Wild Pigs Take Toll on Local Species in Hawaiʻi
Wild pigs (Sus scrofa), one of the most widely distributed mammals on the planet, have gained notoriety in recent decades due to their devastating impacts to agricultural crops and threats to species of conservation concern.
Recent findings of a team of researchers from the University of Hawaiʻi at Mānoa, College of Tropical Agriculture and Human Resources (CTAHR), and Royal Melbourne Institute of Technology University highlight concerns about their impacts to global biodiversity, particularly on islands and to species that often receive less global conservation attention such as plants, reptiles and amphibians.
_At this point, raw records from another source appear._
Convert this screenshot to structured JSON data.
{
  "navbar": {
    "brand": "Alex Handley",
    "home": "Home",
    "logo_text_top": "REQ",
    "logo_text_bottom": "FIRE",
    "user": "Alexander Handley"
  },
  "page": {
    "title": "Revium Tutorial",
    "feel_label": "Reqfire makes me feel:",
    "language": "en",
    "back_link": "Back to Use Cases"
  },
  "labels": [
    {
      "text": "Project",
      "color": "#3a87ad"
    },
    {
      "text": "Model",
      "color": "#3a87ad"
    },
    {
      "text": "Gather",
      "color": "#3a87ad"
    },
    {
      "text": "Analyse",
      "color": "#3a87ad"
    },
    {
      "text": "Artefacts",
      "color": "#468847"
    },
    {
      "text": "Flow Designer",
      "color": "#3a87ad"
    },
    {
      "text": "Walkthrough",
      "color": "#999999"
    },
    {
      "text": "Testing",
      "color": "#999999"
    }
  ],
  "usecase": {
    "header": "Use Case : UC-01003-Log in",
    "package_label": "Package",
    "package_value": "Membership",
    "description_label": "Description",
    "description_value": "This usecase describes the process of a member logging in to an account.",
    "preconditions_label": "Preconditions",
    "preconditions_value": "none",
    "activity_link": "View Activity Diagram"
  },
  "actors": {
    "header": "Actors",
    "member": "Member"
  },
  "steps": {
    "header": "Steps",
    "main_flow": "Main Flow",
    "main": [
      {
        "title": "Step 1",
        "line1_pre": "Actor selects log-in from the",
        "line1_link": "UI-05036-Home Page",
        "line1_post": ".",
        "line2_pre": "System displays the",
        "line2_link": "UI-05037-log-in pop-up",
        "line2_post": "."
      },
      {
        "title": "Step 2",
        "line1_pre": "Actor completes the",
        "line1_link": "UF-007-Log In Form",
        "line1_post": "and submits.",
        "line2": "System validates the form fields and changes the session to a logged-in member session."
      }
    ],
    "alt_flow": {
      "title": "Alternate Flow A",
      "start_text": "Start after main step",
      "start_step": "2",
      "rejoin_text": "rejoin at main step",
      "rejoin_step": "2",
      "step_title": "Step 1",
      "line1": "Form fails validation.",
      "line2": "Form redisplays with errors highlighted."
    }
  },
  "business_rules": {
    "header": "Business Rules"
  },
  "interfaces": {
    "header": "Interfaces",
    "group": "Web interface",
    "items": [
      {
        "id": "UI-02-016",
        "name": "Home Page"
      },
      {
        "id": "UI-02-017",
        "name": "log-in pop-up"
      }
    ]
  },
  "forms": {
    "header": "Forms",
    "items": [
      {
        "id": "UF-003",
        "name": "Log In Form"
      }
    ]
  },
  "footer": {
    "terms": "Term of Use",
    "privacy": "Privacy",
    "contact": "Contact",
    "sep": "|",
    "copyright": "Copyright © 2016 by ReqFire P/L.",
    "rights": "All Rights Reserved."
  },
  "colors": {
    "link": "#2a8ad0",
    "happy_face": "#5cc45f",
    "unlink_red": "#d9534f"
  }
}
The findings were published in Scientific Reports.
“Wild pigs are unique among other species since they are herbivores, top predators, and ecosystem engineers, modifying ecosystems by digging and rooting,” said lead author Derek Risch, a wildlife spatial planner in the Hawaiʻi Wildlife Ecology Lab, who recently graduated from CTAHR’s Department of Natural Resources and Environmental Management. “We found that in addition to the over 300 plant species threatened by wild pigs globally, wild pigs actively predate and destroy critical nesting sites for hundreds of threatened and endangered reptiles, amphibians and birds.”
The findings of this research also highlight the geographical differences in species threatened by wild pigs around the globe.
“Polynesia was the most threatened region globally with nearly 20% of all species impacted by wild pigs,” said Melissa Price, a CTAHR assistant professor who runs the Wildlife Ecology Lab and co-author of this study. “Since wild pigs are valued by local residents for hunting and food security, this highlights the importance of working together with hunters, farmers, and natural resource managers to identify collaborative solutions to manage wild pigs. ”
The team of researchers hope that these findings will shed light on the magnitude of threat wild pigs pose to global biodiversity when compared to other problematic species that receive greater research and management attention like feral cats, rodents and wild dogs.
They also underscore the importance of maintaining and contributing to large datasets such as the International Union for Conservation of Nature’s Red List of Threatened Species that was used for this assessment to better understand large-scale processes that are impacting the conservation of global biodiversity.